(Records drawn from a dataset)
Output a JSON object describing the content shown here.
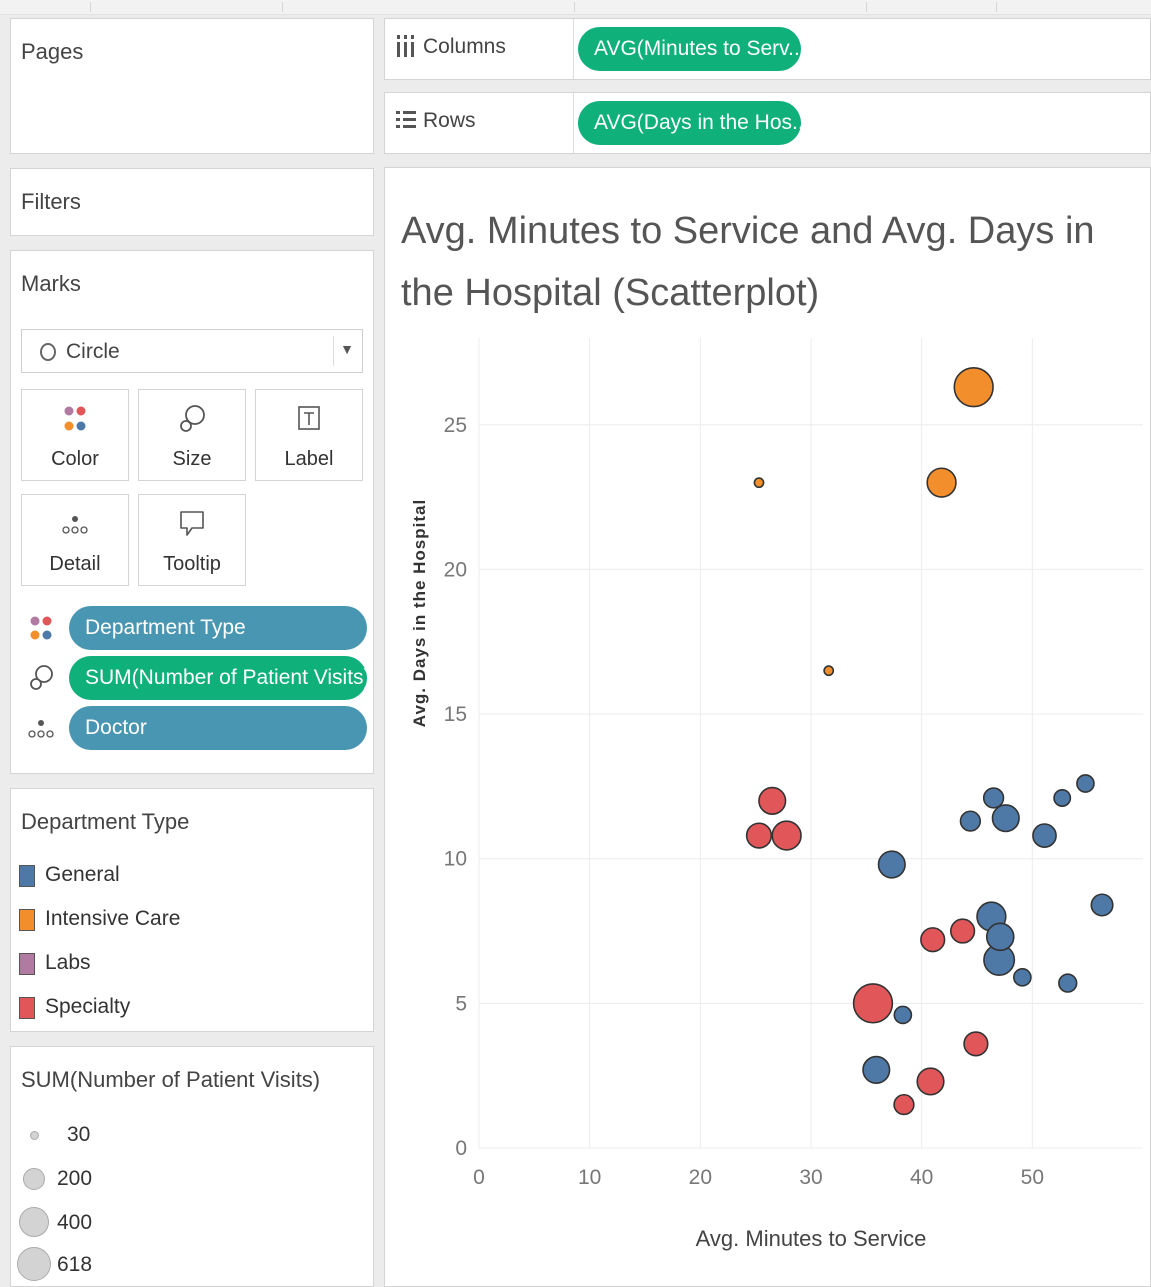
{
  "panels": {
    "pages_title": "Pages",
    "filters_title": "Filters",
    "marks_title": "Marks"
  },
  "marks": {
    "type": "Circle",
    "buttons": {
      "color": "Color",
      "size": "Size",
      "label": "Label",
      "detail": "Detail",
      "tooltip": "Tooltip"
    },
    "pills": {
      "color": "Department Type",
      "size": "SUM(Number of Patient Visits)",
      "detail": "Doctor"
    }
  },
  "color_legend": {
    "title": "Department Type",
    "items": [
      {
        "label": "General",
        "color": "#4e79a7"
      },
      {
        "label": "Intensive Care",
        "color": "#f28e2b"
      },
      {
        "label": "Labs",
        "color": "#b07aa1"
      },
      {
        "label": "Specialty",
        "color": "#e15759"
      }
    ]
  },
  "size_legend": {
    "title": "SUM(Number of Patient Visits)",
    "items": [
      {
        "label": "30",
        "value": 30
      },
      {
        "label": "200",
        "value": 200
      },
      {
        "label": "400",
        "value": 400
      },
      {
        "label": "618",
        "value": 618
      }
    ]
  },
  "shelves": {
    "columns": {
      "label": "Columns",
      "pill": "AVG(Minutes to Serv.."
    },
    "rows": {
      "label": "Rows",
      "pill": "AVG(Days in the Hos.."
    }
  },
  "chart_data": {
    "type": "scatter",
    "title": "Avg. Minutes to Service and Avg. Days in the Hospital (Scatterplot)",
    "xlabel": "Avg. Minutes to Service",
    "ylabel": "Avg. Days in the Hospital",
    "xlim": [
      0,
      60
    ],
    "ylim": [
      0,
      28
    ],
    "x_ticks": [
      0,
      10,
      20,
      30,
      40,
      50
    ],
    "y_ticks": [
      0,
      5,
      10,
      15,
      20,
      25
    ],
    "grid": true,
    "series": [
      {
        "name": "General",
        "color": "#4e79a7",
        "points": [
          {
            "x": 37.3,
            "y": 9.8,
            "size": 290
          },
          {
            "x": 44.4,
            "y": 11.3,
            "size": 160
          },
          {
            "x": 46.5,
            "y": 12.1,
            "size": 160
          },
          {
            "x": 47.6,
            "y": 11.4,
            "size": 290
          },
          {
            "x": 51.1,
            "y": 10.8,
            "size": 220
          },
          {
            "x": 52.7,
            "y": 12.1,
            "size": 110
          },
          {
            "x": 54.8,
            "y": 12.6,
            "size": 120
          },
          {
            "x": 46.3,
            "y": 8.0,
            "size": 340
          },
          {
            "x": 47.1,
            "y": 7.3,
            "size": 300
          },
          {
            "x": 47.0,
            "y": 6.5,
            "size": 380
          },
          {
            "x": 49.1,
            "y": 5.9,
            "size": 120
          },
          {
            "x": 53.2,
            "y": 5.7,
            "size": 130
          },
          {
            "x": 56.3,
            "y": 8.4,
            "size": 190
          },
          {
            "x": 38.3,
            "y": 4.6,
            "size": 120
          },
          {
            "x": 35.9,
            "y": 2.7,
            "size": 290
          }
        ]
      },
      {
        "name": "Intensive Care",
        "color": "#f28e2b",
        "points": [
          {
            "x": 44.7,
            "y": 26.3,
            "size": 618
          },
          {
            "x": 41.8,
            "y": 23.0,
            "size": 340
          },
          {
            "x": 25.3,
            "y": 23.0,
            "size": 35
          },
          {
            "x": 31.6,
            "y": 16.5,
            "size": 35
          }
        ]
      },
      {
        "name": "Specialty",
        "color": "#e15759",
        "points": [
          {
            "x": 26.5,
            "y": 12.0,
            "size": 290
          },
          {
            "x": 25.3,
            "y": 10.8,
            "size": 250
          },
          {
            "x": 27.8,
            "y": 10.8,
            "size": 340
          },
          {
            "x": 35.6,
            "y": 5.0,
            "size": 618
          },
          {
            "x": 41.0,
            "y": 7.2,
            "size": 230
          },
          {
            "x": 43.7,
            "y": 7.5,
            "size": 230
          },
          {
            "x": 44.9,
            "y": 3.6,
            "size": 230
          },
          {
            "x": 40.8,
            "y": 2.3,
            "size": 290
          },
          {
            "x": 38.4,
            "y": 1.5,
            "size": 160
          }
        ]
      }
    ]
  }
}
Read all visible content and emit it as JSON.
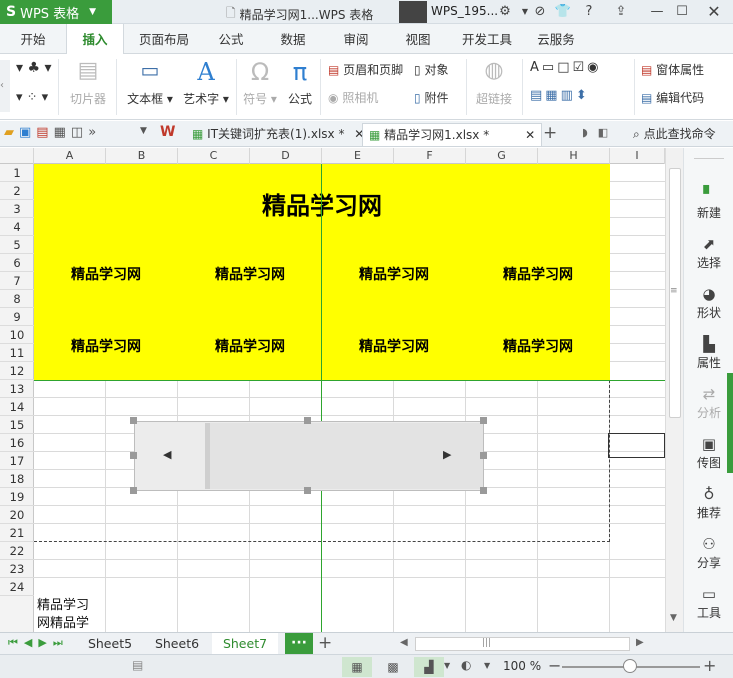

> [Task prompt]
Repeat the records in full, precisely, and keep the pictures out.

> [Exercise solution]
Output a JSON object describing the content shown here.
{
  "panels": {
    "pages_title": "Pages",
    "filters_title": "Filters",
    "marks_title": "Marks"
  },
  "marks": {
    "type": "Circle",
    "buttons": {
      "color": "Color",
      "size": "Size",
      "label": "Label",
      "detail": "Detail",
      "tooltip": "Tooltip"
    },
    "pills": {
      "color": "Department Type",
      "size": "SUM(Number of Patient Visits)",
      "detail": "Doctor"
    }
  },
  "color_legend": {
    "title": "Department Type",
    "items": [
      {
        "label": "General",
        "color": "#4e79a7"
      },
      {
        "label": "Intensive Care",
        "color": "#f28e2b"
      },
      {
        "label": "Labs",
        "color": "#b07aa1"
      },
      {
        "label": "Specialty",
        "color": "#e15759"
      }
    ]
  },
  "size_legend": {
    "title": "SUM(Number of Patient Visits)",
    "items": [
      {
        "label": "30",
        "value": 30
      },
      {
        "label": "200",
        "value": 200
      },
      {
        "label": "400",
        "value": 400
      },
      {
        "label": "618",
        "value": 618
      }
    ]
  },
  "shelves": {
    "columns": {
      "label": "Columns",
      "pill": "AVG(Minutes to Serv.."
    },
    "rows": {
      "label": "Rows",
      "pill": "AVG(Days in the Hos.."
    }
  },
  "chart_data": {
    "type": "scatter",
    "title": "Avg. Minutes to Service and Avg. Days in the Hospital (Scatterplot)",
    "xlabel": "Avg. Minutes to Service",
    "ylabel": "Avg. Days in the Hospital",
    "xlim": [
      0,
      60
    ],
    "ylim": [
      0,
      28
    ],
    "x_ticks": [
      0,
      10,
      20,
      30,
      40,
      50
    ],
    "y_ticks": [
      0,
      5,
      10,
      15,
      20,
      25
    ],
    "grid": true,
    "series": [
      {
        "name": "General",
        "color": "#4e79a7",
        "points": [
          {
            "x": 37.3,
            "y": 9.8,
            "size": 290
          },
          {
            "x": 44.4,
            "y": 11.3,
            "size": 160
          },
          {
            "x": 46.5,
            "y": 12.1,
            "size": 160
          },
          {
            "x": 47.6,
            "y": 11.4,
            "size": 290
          },
          {
            "x": 51.1,
            "y": 10.8,
            "size": 220
          },
          {
            "x": 52.7,
            "y": 12.1,
            "size": 110
          },
          {
            "x": 54.8,
            "y": 12.6,
            "size": 120
          },
          {
            "x": 46.3,
            "y": 8.0,
            "size": 340
          },
          {
            "x": 47.1,
            "y": 7.3,
            "size": 300
          },
          {
            "x": 47.0,
            "y": 6.5,
            "size": 380
          },
          {
            "x": 49.1,
            "y": 5.9,
            "size": 120
          },
          {
            "x": 53.2,
            "y": 5.7,
            "size": 130
          },
          {
            "x": 56.3,
            "y": 8.4,
            "size": 190
          },
          {
            "x": 38.3,
            "y": 4.6,
            "size": 120
          },
          {
            "x": 35.9,
            "y": 2.7,
            "size": 290
          }
        ]
      },
      {
        "name": "Intensive Care",
        "color": "#f28e2b",
        "points": [
          {
            "x": 44.7,
            "y": 26.3,
            "size": 618
          },
          {
            "x": 41.8,
            "y": 23.0,
            "size": 340
          },
          {
            "x": 25.3,
            "y": 23.0,
            "size": 35
          },
          {
            "x": 31.6,
            "y": 16.5,
            "size": 35
          }
        ]
      },
      {
        "name": "Specialty",
        "color": "#e15759",
        "points": [
          {
            "x": 26.5,
            "y": 12.0,
            "size": 290
          },
          {
            "x": 25.3,
            "y": 10.8,
            "size": 250
          },
          {
            "x": 27.8,
            "y": 10.8,
            "size": 340
          },
          {
            "x": 35.6,
            "y": 5.0,
            "size": 618
          },
          {
            "x": 41.0,
            "y": 7.2,
            "size": 230
          },
          {
            "x": 43.7,
            "y": 7.5,
            "size": 230
          },
          {
            "x": 44.9,
            "y": 3.6,
            "size": 230
          },
          {
            "x": 40.8,
            "y": 2.3,
            "size": 290
          },
          {
            "x": 38.4,
            "y": 1.5,
            "size": 160
          }
        ]
      }
    ]
  }
}
Read all visible content and emit it as JSON.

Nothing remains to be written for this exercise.